Simon’s call was not really followed even if he himself was very influential in several fields: artificial intelligence, of which he was one of the fathers, economics (Nobel Prize in 1978 for his work on decision-making in an organization) and therefore entrepreneurship with performance. At a time when everyone recognizes the importance of entrepreneurship and innovation, even today the issue of organizational transformation in the face of major disruptions, it is a shame that his call has gone unheeded. Many teaching programs in these disciplines remain locked in a paradigm of discovery, based implicitly on the idea that our environment is relatively unchangeable and that the best an entrepreneur can do is find a favorable position in it. However, this is the complete opposite of what Simon and later Sarasvathy say. The future is to be created, so we need a science of human action to formalize the way to create it.

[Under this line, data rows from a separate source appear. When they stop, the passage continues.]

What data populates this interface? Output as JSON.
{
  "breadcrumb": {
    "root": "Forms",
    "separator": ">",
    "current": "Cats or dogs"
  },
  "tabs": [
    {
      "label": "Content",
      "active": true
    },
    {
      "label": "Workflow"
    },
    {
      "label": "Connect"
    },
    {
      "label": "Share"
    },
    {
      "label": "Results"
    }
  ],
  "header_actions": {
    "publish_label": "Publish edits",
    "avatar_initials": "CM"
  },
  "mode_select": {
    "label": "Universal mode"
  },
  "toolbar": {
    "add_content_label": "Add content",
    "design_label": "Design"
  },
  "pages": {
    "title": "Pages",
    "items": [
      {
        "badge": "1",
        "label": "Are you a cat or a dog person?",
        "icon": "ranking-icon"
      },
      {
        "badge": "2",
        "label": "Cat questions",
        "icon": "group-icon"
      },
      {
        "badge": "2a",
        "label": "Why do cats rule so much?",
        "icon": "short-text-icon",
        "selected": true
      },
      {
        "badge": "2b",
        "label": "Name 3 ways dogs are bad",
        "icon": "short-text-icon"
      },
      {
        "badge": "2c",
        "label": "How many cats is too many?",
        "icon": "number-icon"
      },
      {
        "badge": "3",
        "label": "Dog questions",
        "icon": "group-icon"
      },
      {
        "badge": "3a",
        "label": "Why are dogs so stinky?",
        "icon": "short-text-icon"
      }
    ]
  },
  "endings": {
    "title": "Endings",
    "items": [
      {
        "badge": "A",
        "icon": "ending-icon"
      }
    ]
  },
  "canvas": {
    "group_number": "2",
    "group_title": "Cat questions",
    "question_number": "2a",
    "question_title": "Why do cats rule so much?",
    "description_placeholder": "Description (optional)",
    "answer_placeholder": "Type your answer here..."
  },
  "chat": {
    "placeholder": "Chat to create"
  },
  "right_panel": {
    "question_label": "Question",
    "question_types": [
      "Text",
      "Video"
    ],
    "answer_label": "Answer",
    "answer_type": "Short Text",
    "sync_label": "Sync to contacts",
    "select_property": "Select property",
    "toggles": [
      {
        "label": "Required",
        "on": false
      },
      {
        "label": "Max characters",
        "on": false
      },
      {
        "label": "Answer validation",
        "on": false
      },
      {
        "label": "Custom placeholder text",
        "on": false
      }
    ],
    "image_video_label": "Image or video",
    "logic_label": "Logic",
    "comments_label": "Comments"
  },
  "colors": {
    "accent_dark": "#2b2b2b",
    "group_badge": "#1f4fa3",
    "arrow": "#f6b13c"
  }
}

Execution has made a major contribution in this effort, but we feel that there is still a lot to do because it goes much further than entrepreneurship. In our book Mental model strategy, we write with Béatrice Rousset that in the world that is emerging today, “the competitive advantage will not only be the ability to change one’s mental model, but to produce mental models at will, or even to allow customers to produce their own mental models. “

What is necessary is to erase the very strong distinction today between, for example, science and management, to make it possible to bring together a number of disciplines having in common the notion of creating a social artefact, and whose entrepreneurship n is just one of them. We need a science of the artificial because our world needs to be able to change its mental models and invent new ones. But above all we need to train current and future executives whose job will become mainly devoted to the management of mental models to produce and develop social artefacts.

However, Simon observes, while the decisive role of the design and creation of social artefacts in all professional activity asserts itself, the natural sciences have eliminated the artificial sciences from their programs. Engineering schools have become schools of physics and mathematics; schools of medicine became schools of biological sciences while schools of management became schools of finished mathematics (or applied sociology today). He concludes: “Today we have to imagine a vocational school which simultaneously achieves these two objectives: a teaching of a good intellectual level which covers both the natural sciences and the artificial sciences ”.

About the performance, read my article Effectuation: How entrepreneurs think and act… really. See also my book Effectuation: the principles of entrepreneurship for all. Regarding mental models and their role in social (and not just organizational) transformation, see my book co-written with Béatrice Rousset: Mental model strategy: finally cracking the code of organizations to put them back in motion. Herbert Simon’s book, The sciences of the artificial, is not always easy to read: it contains pearls but that the author does not really develop and parts that are completely obsolete today that we can easily skip. But it is a founding work (and translated, it must be emphasized, by Jean-Louis Le Moigne, a great specialist of the author).

The contributor:

Philippe SilberzahnPhilippe Silberzahn is professor of entrepreneurship, strategy and innovation at EMLYON Business School and associate researcher at thePolytechnic School (CRG), where he received his doctorate. His work focuses on how organizations manage situations of radical uncertainty and complexity, from an entrepreneurial perspective with the study of the creation of new markets and new products, and from a managerial perspective with the study management of disruptions, strategic surprises (black swans) and complex problems (“wicked problems”) by large organizations.